──────── The input ────────

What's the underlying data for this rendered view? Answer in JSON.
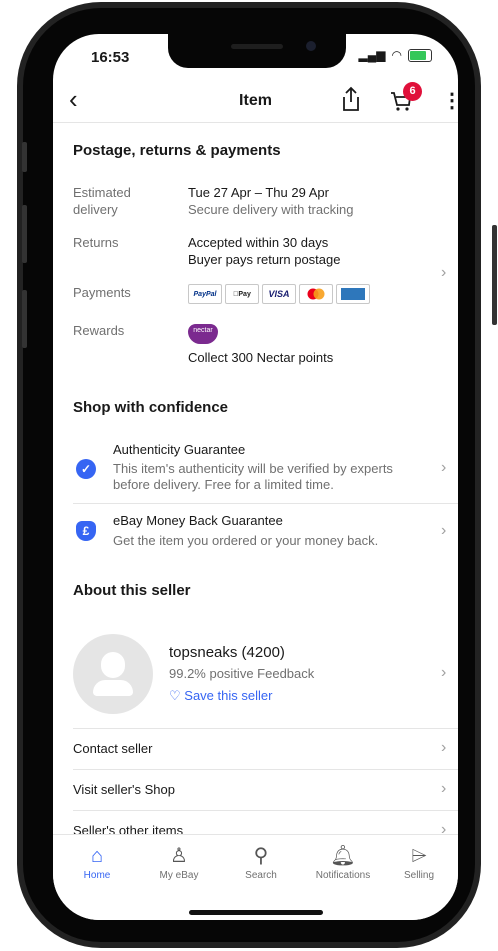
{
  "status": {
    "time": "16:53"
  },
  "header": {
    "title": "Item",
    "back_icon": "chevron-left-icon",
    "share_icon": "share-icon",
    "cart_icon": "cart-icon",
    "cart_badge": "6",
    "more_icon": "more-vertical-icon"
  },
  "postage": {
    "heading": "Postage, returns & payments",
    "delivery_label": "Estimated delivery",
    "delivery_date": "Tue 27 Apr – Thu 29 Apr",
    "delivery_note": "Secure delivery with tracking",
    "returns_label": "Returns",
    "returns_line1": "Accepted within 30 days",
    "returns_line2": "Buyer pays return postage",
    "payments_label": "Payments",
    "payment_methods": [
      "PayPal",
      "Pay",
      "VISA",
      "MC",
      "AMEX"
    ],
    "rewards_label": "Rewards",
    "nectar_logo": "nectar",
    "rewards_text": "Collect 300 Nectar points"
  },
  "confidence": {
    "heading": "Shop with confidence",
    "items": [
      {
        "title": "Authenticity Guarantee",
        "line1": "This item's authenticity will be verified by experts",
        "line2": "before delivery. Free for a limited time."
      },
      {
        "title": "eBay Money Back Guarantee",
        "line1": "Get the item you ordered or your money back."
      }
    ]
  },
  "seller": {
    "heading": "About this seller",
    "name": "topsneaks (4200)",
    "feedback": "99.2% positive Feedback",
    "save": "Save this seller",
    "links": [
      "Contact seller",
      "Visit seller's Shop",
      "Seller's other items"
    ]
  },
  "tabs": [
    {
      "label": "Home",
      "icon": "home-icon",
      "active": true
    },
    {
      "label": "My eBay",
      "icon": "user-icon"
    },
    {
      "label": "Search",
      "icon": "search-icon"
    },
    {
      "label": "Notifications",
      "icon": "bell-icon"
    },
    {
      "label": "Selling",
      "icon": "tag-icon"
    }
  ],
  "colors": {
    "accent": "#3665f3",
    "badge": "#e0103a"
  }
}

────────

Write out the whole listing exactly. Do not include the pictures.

__Solution below__.
What's the underlying data for this rendered view? Answer in JSON.
{
  "status": {
    "time": "16:53"
  },
  "header": {
    "title": "Item",
    "back_icon": "chevron-left-icon",
    "share_icon": "share-icon",
    "cart_icon": "cart-icon",
    "cart_badge": "6",
    "more_icon": "more-vertical-icon"
  },
  "postage": {
    "heading": "Postage, returns & payments",
    "delivery_label": "Estimated delivery",
    "delivery_date": "Tue 27 Apr – Thu 29 Apr",
    "delivery_note": "Secure delivery with tracking",
    "returns_label": "Returns",
    "returns_line1": "Accepted within 30 days",
    "returns_line2": "Buyer pays return postage",
    "payments_label": "Payments",
    "payment_methods": [
      "PayPal",
      "Pay",
      "VISA",
      "MC",
      "AMEX"
    ],
    "rewards_label": "Rewards",
    "nectar_logo": "nectar",
    "rewards_text": "Collect 300 Nectar points"
  },
  "confidence": {
    "heading": "Shop with confidence",
    "items": [
      {
        "title": "Authenticity Guarantee",
        "line1": "This item's authenticity will be verified by experts",
        "line2": "before delivery. Free for a limited time."
      },
      {
        "title": "eBay Money Back Guarantee",
        "line1": "Get the item you ordered or your money back."
      }
    ]
  },
  "seller": {
    "heading": "About this seller",
    "name": "topsneaks (4200)",
    "feedback": "99.2% positive Feedback",
    "save": "Save this seller",
    "links": [
      "Contact seller",
      "Visit seller's Shop",
      "Seller's other items"
    ]
  },
  "tabs": [
    {
      "label": "Home",
      "icon": "home-icon",
      "active": true
    },
    {
      "label": "My eBay",
      "icon": "user-icon"
    },
    {
      "label": "Search",
      "icon": "search-icon"
    },
    {
      "label": "Notifications",
      "icon": "bell-icon"
    },
    {
      "label": "Selling",
      "icon": "tag-icon"
    }
  ],
  "colors": {
    "accent": "#3665f3",
    "badge": "#e0103a"
  }
}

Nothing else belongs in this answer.